[Component data from apps and pages]
[Start of section]
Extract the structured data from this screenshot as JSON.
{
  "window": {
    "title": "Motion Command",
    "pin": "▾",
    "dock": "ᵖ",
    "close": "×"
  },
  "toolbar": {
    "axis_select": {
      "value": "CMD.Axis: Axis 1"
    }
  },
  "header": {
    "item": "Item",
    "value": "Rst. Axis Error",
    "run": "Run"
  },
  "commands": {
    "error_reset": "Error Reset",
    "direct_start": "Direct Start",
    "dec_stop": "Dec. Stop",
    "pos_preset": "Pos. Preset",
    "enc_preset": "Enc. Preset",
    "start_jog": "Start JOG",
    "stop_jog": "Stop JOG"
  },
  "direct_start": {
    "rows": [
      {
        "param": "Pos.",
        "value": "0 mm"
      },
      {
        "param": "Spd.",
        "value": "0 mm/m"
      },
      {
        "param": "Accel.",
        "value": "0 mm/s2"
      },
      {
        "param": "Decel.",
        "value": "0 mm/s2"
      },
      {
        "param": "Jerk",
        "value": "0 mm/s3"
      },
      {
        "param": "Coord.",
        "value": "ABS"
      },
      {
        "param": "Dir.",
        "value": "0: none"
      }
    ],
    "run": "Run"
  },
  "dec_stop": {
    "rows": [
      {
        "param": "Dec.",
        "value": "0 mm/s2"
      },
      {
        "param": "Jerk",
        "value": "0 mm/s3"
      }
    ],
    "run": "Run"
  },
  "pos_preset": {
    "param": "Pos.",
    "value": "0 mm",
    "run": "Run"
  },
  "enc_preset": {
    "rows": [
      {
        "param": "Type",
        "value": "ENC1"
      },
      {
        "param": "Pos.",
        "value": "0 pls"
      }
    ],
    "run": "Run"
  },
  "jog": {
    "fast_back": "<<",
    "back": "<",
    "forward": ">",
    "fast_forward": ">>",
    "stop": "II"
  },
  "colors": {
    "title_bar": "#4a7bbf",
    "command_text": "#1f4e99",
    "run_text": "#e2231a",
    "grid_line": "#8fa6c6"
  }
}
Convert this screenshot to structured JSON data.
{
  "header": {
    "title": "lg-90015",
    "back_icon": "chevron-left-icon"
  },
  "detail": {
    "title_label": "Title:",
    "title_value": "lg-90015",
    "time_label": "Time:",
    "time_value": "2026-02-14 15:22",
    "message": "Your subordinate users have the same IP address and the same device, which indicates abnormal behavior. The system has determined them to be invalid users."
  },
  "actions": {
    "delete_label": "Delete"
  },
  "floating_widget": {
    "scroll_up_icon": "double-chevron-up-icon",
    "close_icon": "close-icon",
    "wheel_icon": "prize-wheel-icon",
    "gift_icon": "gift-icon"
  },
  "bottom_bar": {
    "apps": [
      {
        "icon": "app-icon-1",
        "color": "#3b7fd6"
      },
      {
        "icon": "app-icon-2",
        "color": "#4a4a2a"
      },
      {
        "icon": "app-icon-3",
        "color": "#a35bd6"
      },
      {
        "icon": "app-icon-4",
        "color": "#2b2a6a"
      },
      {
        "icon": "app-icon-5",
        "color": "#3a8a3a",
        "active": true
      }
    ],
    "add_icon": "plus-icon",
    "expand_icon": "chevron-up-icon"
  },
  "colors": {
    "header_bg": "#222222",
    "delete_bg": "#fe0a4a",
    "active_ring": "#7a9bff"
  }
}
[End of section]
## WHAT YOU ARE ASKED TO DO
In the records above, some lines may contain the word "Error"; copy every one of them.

## SOLUTION
    "value": "Rst. Axis Error",
    "error_reset": "Error Reset",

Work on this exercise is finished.